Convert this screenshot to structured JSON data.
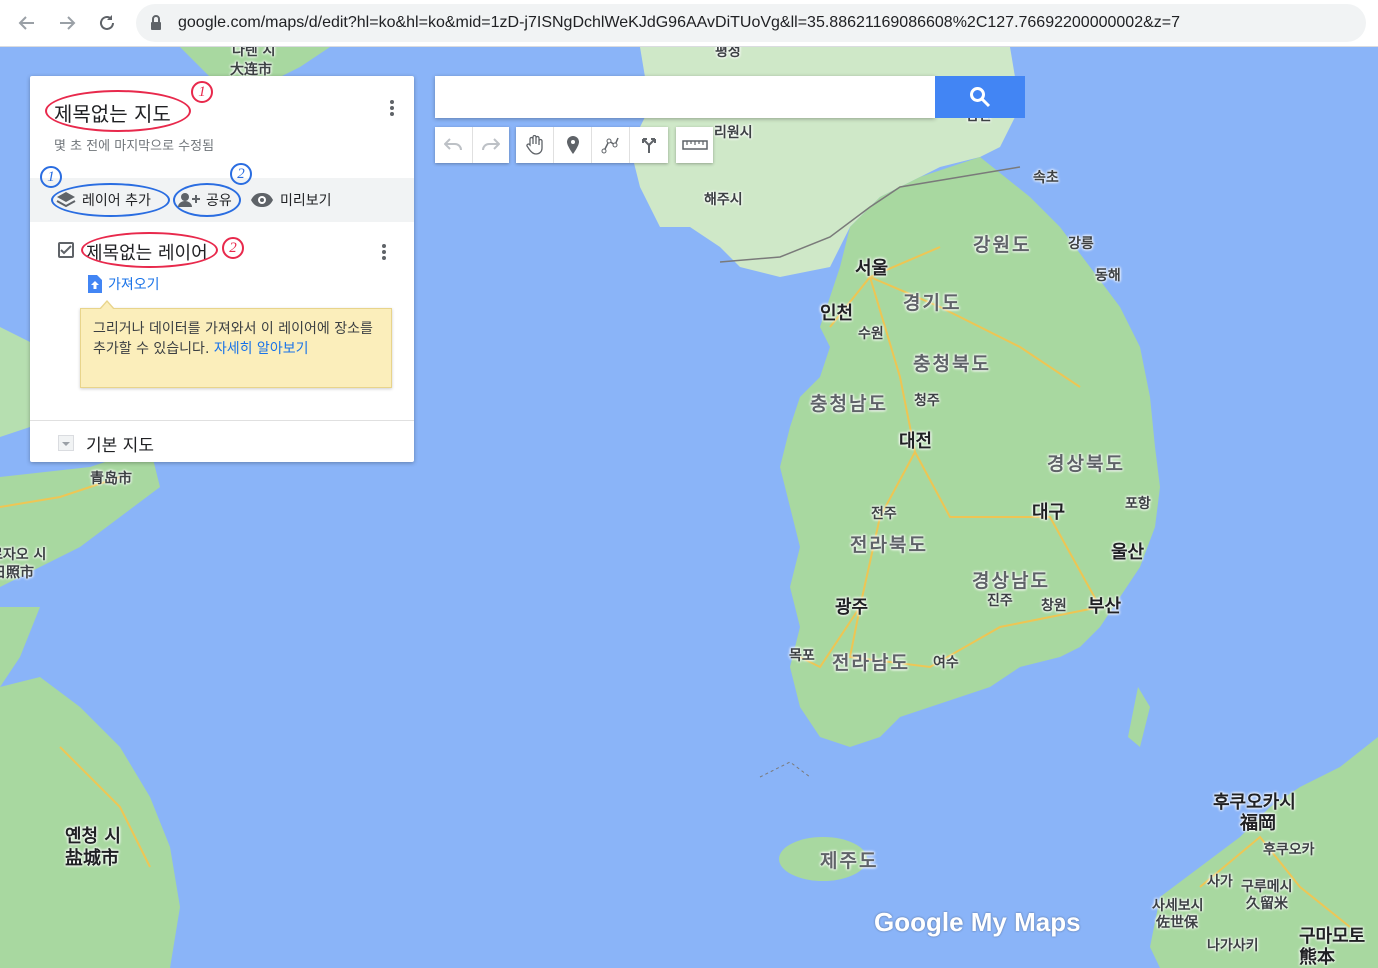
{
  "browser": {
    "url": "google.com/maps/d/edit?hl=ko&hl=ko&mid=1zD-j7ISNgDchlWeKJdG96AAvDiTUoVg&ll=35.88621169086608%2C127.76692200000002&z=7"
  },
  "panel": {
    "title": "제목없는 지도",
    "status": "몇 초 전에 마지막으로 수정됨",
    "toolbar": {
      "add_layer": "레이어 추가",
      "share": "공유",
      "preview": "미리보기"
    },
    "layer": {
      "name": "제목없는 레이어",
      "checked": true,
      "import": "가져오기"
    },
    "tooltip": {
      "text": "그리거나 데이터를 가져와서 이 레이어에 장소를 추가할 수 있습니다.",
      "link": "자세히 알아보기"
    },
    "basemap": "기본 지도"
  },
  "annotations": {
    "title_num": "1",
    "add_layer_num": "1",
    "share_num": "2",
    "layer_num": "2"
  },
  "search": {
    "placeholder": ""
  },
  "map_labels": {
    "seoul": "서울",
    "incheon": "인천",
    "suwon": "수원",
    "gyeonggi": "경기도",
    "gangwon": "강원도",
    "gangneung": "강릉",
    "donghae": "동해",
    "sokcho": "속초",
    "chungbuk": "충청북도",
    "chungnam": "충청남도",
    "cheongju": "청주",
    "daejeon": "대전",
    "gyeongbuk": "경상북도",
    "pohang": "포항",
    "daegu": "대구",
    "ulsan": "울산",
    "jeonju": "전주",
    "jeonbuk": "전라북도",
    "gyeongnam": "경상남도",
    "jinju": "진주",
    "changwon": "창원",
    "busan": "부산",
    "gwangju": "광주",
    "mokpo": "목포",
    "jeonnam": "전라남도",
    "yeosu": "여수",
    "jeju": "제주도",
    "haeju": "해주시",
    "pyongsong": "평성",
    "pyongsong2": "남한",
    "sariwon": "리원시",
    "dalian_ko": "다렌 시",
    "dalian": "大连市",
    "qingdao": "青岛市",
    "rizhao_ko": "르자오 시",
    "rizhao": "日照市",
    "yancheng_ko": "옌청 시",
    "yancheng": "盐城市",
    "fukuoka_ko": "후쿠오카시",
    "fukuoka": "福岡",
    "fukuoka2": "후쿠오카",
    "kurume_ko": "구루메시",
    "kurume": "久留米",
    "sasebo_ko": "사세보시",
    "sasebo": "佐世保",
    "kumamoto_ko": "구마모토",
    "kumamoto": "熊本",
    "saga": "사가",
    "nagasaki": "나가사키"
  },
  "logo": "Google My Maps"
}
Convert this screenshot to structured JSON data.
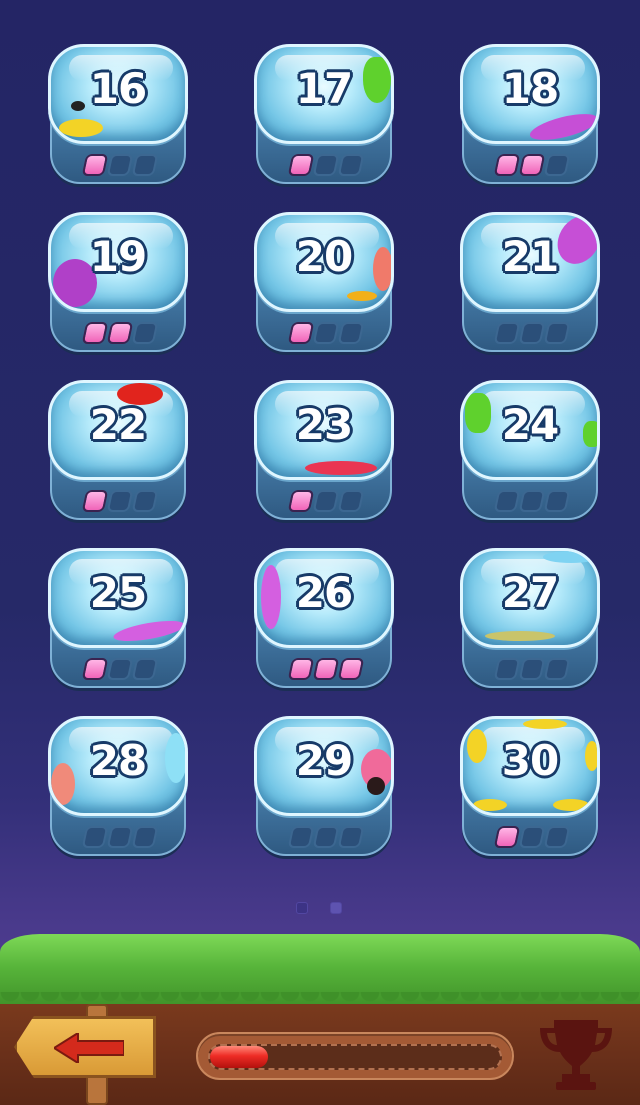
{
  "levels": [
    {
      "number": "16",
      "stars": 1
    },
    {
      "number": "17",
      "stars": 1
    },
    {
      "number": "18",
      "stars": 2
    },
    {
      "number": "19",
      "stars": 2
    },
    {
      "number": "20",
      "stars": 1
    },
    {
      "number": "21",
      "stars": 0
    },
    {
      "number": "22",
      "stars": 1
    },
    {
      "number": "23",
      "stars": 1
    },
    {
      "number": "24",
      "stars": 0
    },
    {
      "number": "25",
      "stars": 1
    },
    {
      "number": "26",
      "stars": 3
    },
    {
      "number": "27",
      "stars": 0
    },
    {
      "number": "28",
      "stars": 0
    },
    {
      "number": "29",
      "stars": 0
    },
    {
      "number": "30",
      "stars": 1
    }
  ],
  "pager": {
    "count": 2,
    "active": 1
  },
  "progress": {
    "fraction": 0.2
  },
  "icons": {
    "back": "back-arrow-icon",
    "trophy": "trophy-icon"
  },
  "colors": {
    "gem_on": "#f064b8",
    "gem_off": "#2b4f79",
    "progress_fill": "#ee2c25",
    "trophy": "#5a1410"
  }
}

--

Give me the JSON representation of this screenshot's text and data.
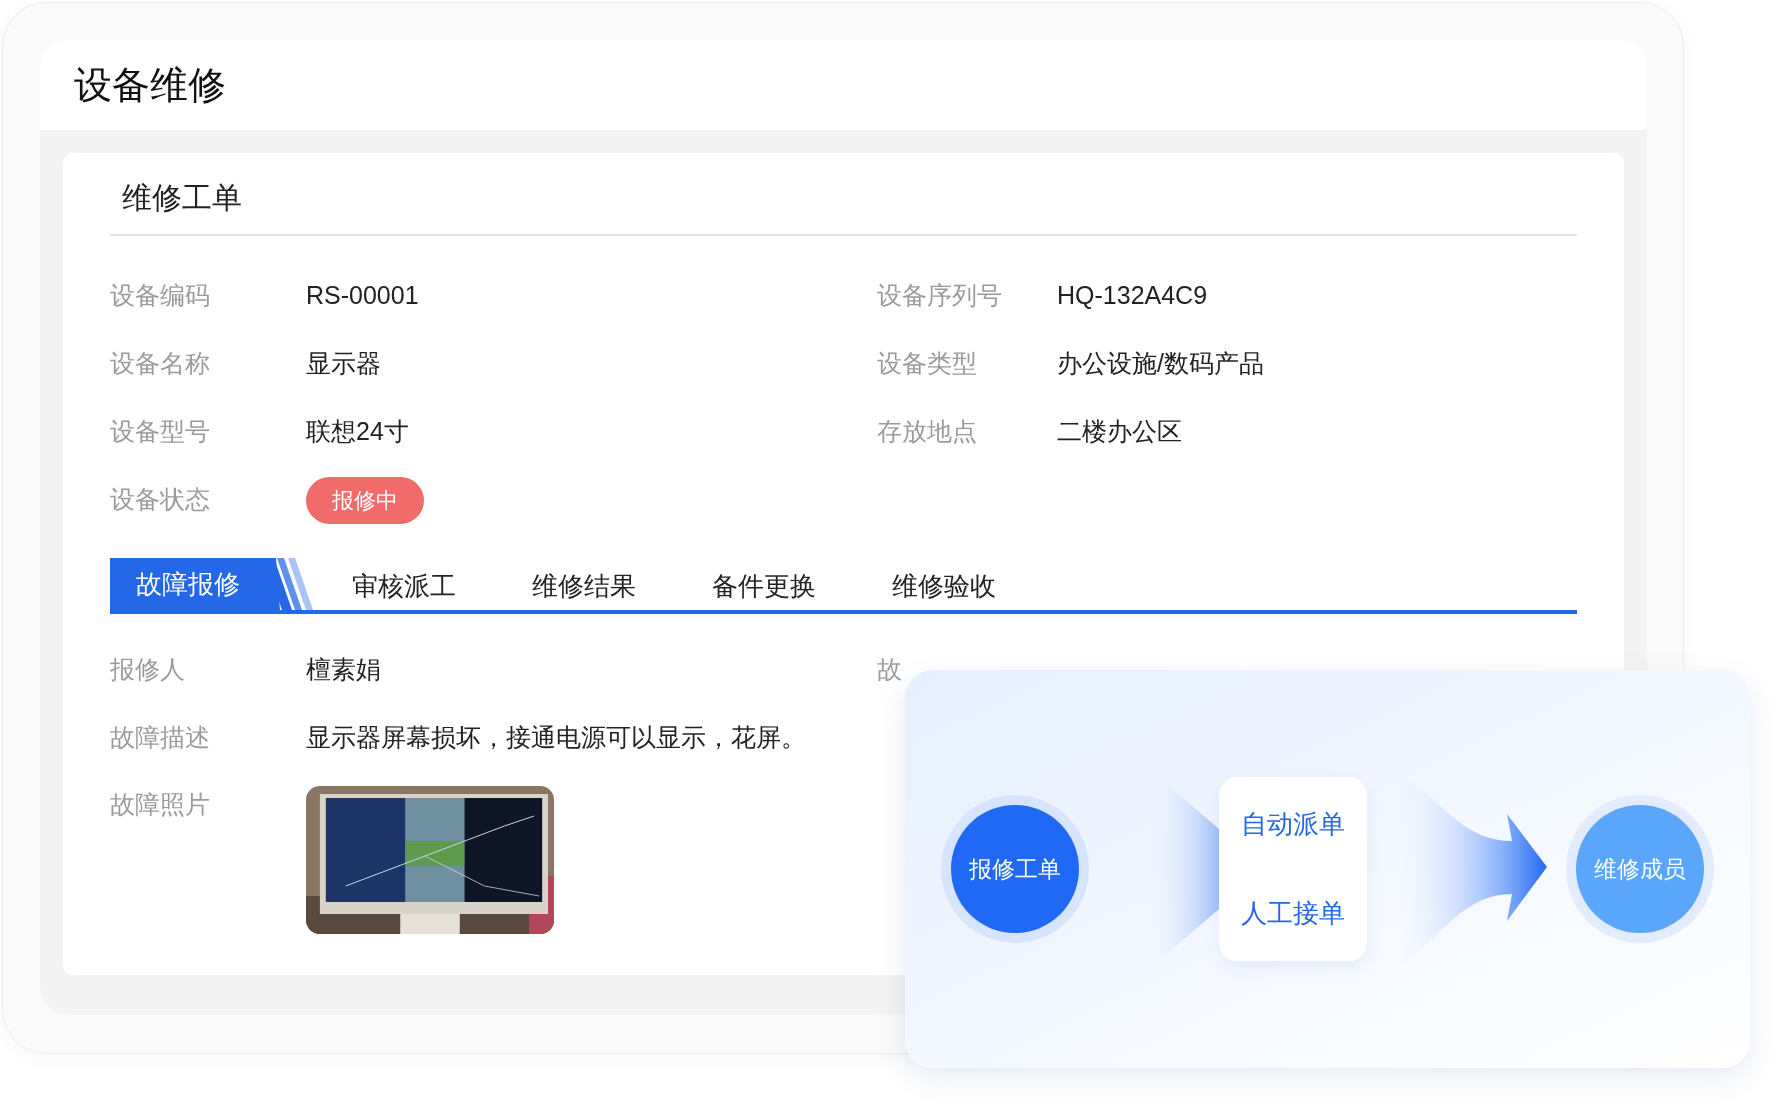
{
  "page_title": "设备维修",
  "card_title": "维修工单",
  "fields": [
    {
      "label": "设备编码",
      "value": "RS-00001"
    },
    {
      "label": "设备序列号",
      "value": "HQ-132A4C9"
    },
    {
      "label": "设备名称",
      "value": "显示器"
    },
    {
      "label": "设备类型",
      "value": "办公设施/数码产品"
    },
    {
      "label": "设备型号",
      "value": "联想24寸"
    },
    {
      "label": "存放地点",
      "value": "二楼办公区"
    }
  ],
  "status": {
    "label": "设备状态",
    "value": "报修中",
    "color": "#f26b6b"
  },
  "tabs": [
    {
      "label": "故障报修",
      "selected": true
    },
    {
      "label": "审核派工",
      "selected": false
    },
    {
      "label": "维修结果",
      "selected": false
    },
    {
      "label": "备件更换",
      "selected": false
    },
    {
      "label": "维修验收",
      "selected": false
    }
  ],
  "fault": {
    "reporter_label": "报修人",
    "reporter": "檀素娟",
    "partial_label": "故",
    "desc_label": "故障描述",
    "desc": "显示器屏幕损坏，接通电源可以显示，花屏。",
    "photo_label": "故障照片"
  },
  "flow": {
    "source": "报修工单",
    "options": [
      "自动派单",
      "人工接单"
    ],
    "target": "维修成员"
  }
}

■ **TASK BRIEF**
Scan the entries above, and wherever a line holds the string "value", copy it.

■ **EXERCISE RESPONSE**
      "value": "RS-00001"
      "value": "HQ-132A4C9"
      "value": "显示器"
      "value": "办公设施/数码产品"
      "value": "联想24寸"
      "value": "二楼办公区"
    "value": "报修中",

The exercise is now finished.